● Information given:
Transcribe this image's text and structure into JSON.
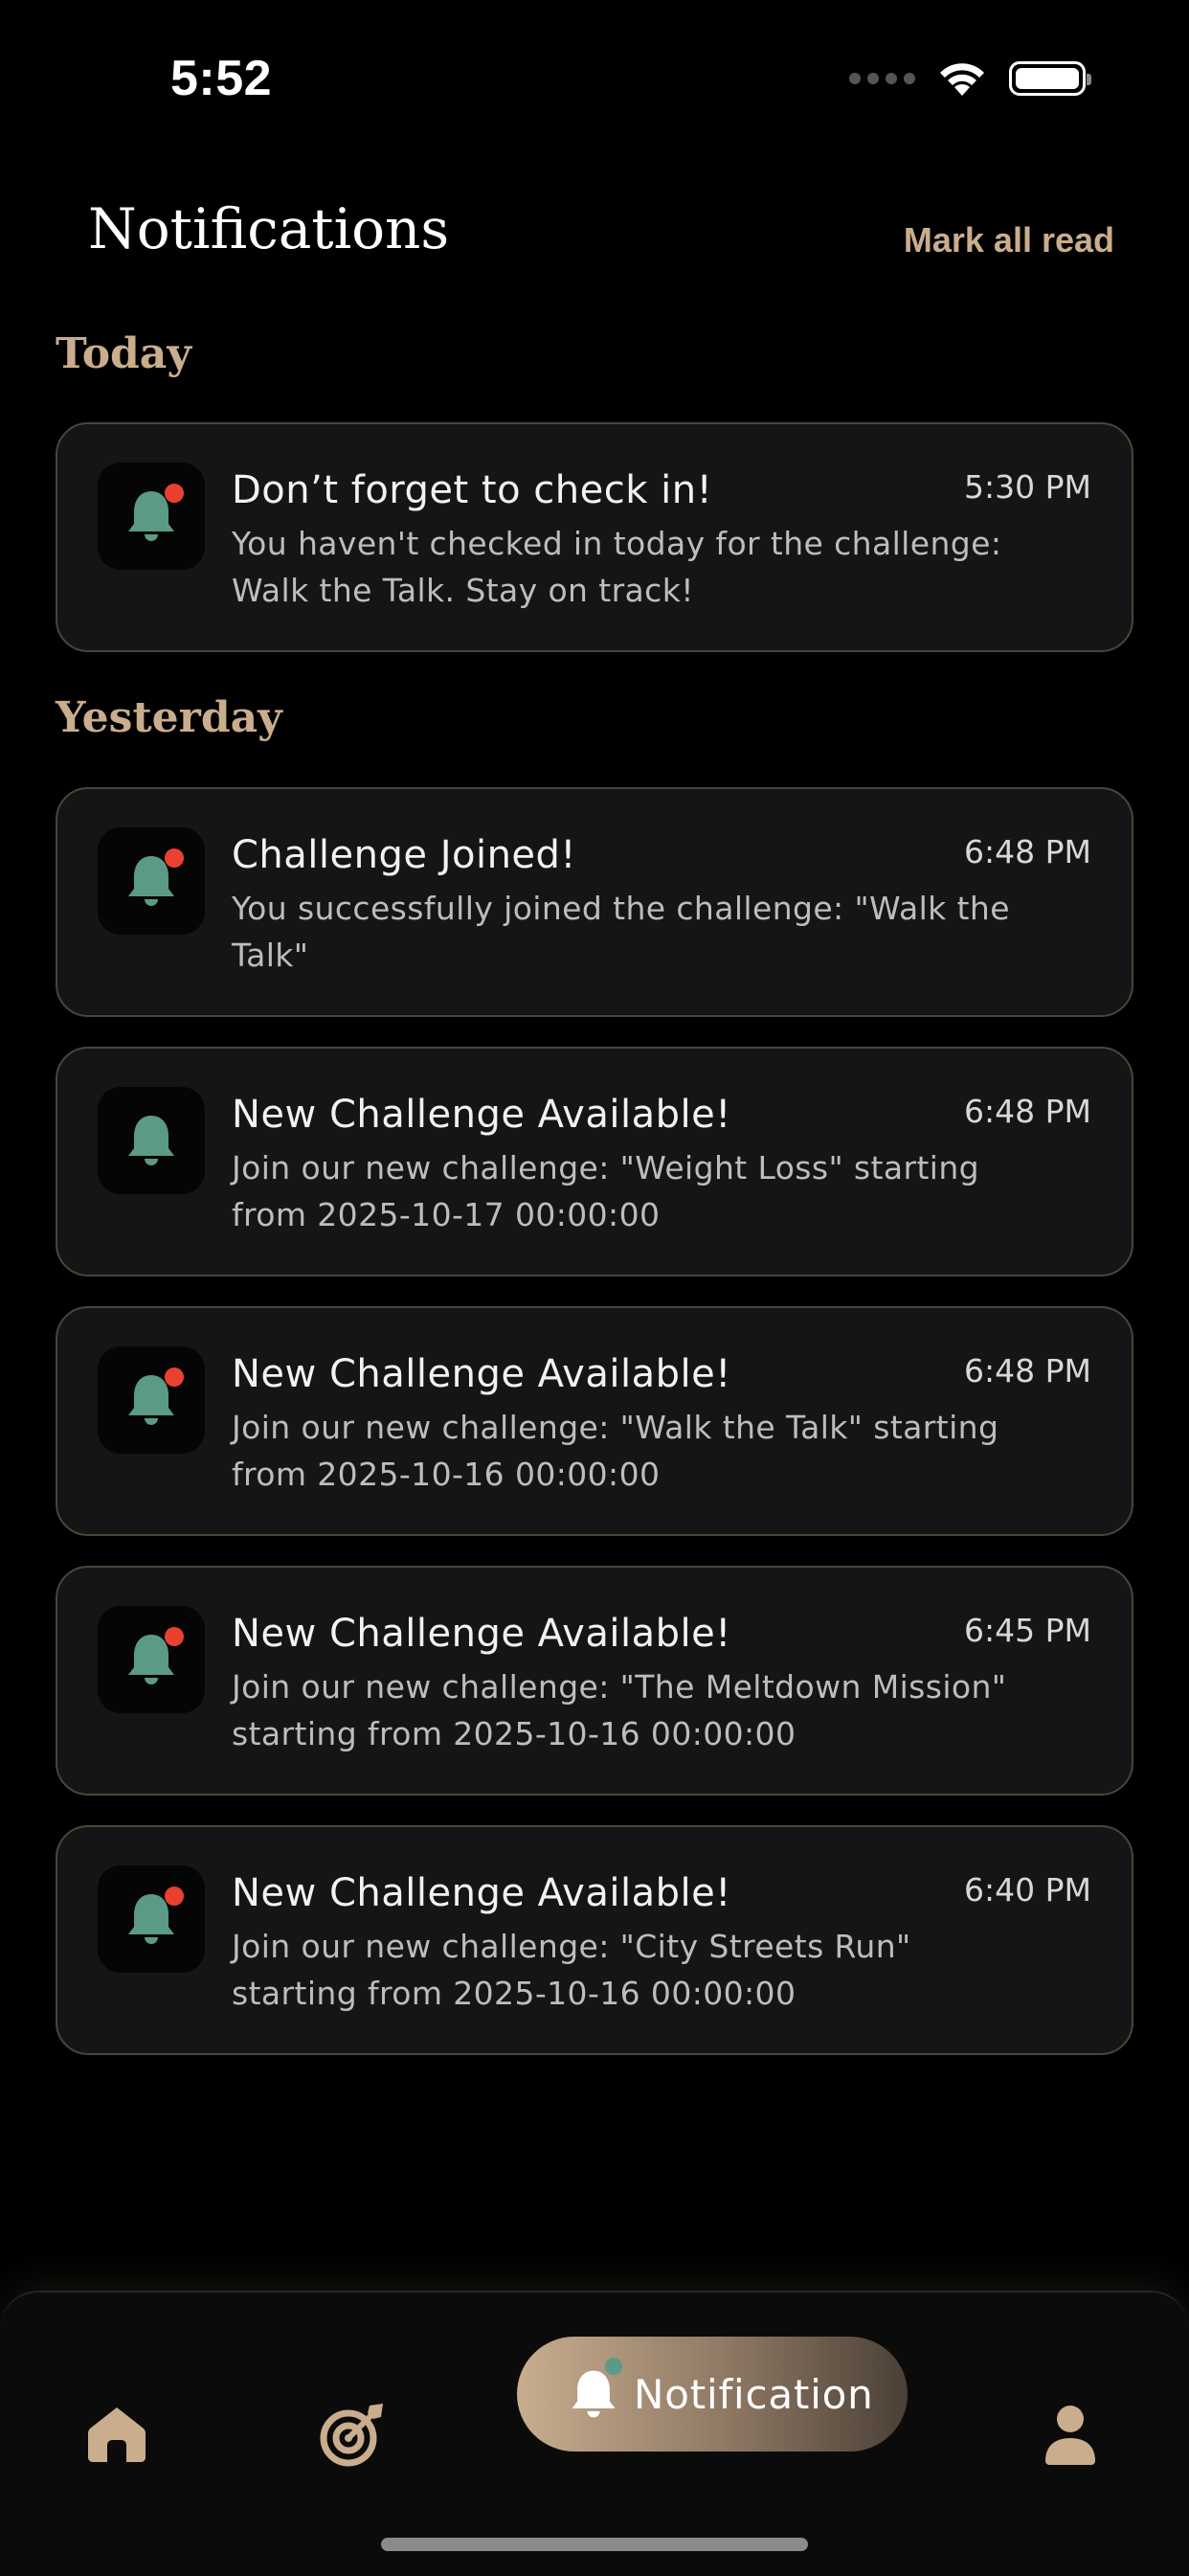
{
  "status_bar": {
    "time": "5:52"
  },
  "header": {
    "title": "Notifications",
    "mark_all_read": "Mark all read"
  },
  "sections": [
    {
      "label": "Today",
      "items": [
        {
          "title": "Don’t forget to check in!",
          "body": "You haven't checked in today for the challenge: Walk the Talk. Stay on track!",
          "time": "5:30 PM",
          "unread": true
        }
      ]
    },
    {
      "label": "Yesterday",
      "items": [
        {
          "title": "Challenge Joined!",
          "body": "You successfully joined the challenge: \"Walk the Talk\"",
          "time": "6:48 PM",
          "unread": true
        },
        {
          "title": "New Challenge Available!",
          "body": "Join our new challenge: \"Weight Loss\" starting from 2025-10-17 00:00:00",
          "time": "6:48 PM",
          "unread": false
        },
        {
          "title": "New Challenge Available!",
          "body": "Join our new challenge: \"Walk the Talk\" starting from 2025-10-16 00:00:00",
          "time": "6:48 PM",
          "unread": true
        },
        {
          "title": "New Challenge Available!",
          "body": "Join our new challenge: \"The Meltdown Mission\" starting from 2025-10-16 00:00:00",
          "time": "6:45 PM",
          "unread": true
        },
        {
          "title": "New Challenge Available!",
          "body": "Join our new challenge: \"City Streets Run\" starting from 2025-10-16 00:00:00",
          "time": "6:40 PM",
          "unread": true
        }
      ]
    }
  ],
  "bottom_nav": {
    "items": [
      {
        "icon": "home-icon",
        "label": ""
      },
      {
        "icon": "target-icon",
        "label": ""
      },
      {
        "icon": "bell-icon",
        "label": "Notification",
        "active": true
      },
      {
        "icon": "profile-icon",
        "label": ""
      }
    ]
  },
  "colors": {
    "background": "#000000",
    "card_background": "#151515",
    "card_border": "#4d4438",
    "accent_gold": "#c9ad8d",
    "bell_green": "#5a9a87",
    "unread_dot": "#e8412f"
  }
}
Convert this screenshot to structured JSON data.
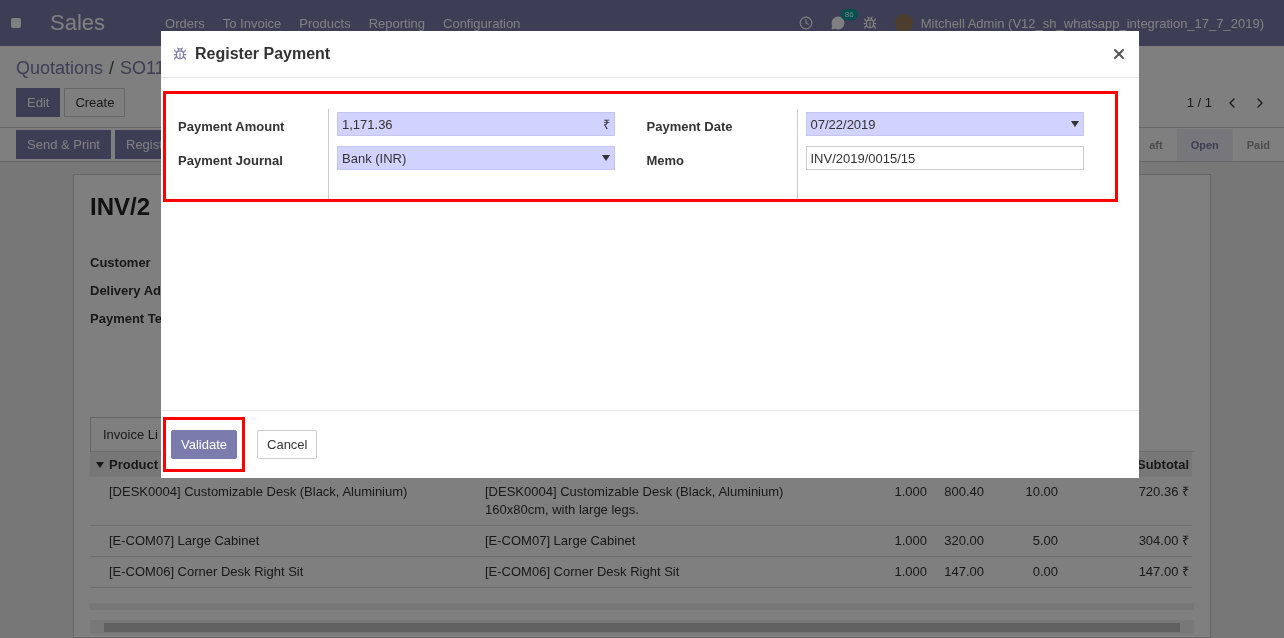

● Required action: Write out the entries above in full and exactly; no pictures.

● Finished task:
Transcribe this image's text and structure into JSON.
{
  "status_bar": {
    "time": "5:52"
  },
  "header": {
    "title": "Notifications",
    "mark_all_read": "Mark all read"
  },
  "sections": [
    {
      "label": "Today",
      "items": [
        {
          "title": "Don’t forget to check in!",
          "body": "You haven't checked in today for the challenge: Walk the Talk. Stay on track!",
          "time": "5:30 PM",
          "unread": true
        }
      ]
    },
    {
      "label": "Yesterday",
      "items": [
        {
          "title": "Challenge Joined!",
          "body": "You successfully joined the challenge: \"Walk the Talk\"",
          "time": "6:48 PM",
          "unread": true
        },
        {
          "title": "New Challenge Available!",
          "body": "Join our new challenge: \"Weight Loss\" starting from 2025-10-17 00:00:00",
          "time": "6:48 PM",
          "unread": false
        },
        {
          "title": "New Challenge Available!",
          "body": "Join our new challenge: \"Walk the Talk\" starting from 2025-10-16 00:00:00",
          "time": "6:48 PM",
          "unread": true
        },
        {
          "title": "New Challenge Available!",
          "body": "Join our new challenge: \"The Meltdown Mission\" starting from 2025-10-16 00:00:00",
          "time": "6:45 PM",
          "unread": true
        },
        {
          "title": "New Challenge Available!",
          "body": "Join our new challenge: \"City Streets Run\" starting from 2025-10-16 00:00:00",
          "time": "6:40 PM",
          "unread": true
        }
      ]
    }
  ],
  "bottom_nav": {
    "items": [
      {
        "icon": "home-icon",
        "label": ""
      },
      {
        "icon": "target-icon",
        "label": ""
      },
      {
        "icon": "bell-icon",
        "label": "Notification",
        "active": true
      },
      {
        "icon": "profile-icon",
        "label": ""
      }
    ]
  },
  "colors": {
    "background": "#000000",
    "card_background": "#151515",
    "card_border": "#4d4438",
    "accent_gold": "#c9ad8d",
    "bell_green": "#5a9a87",
    "unread_dot": "#e8412f"
  }
}
Convert this screenshot to structured JSON data.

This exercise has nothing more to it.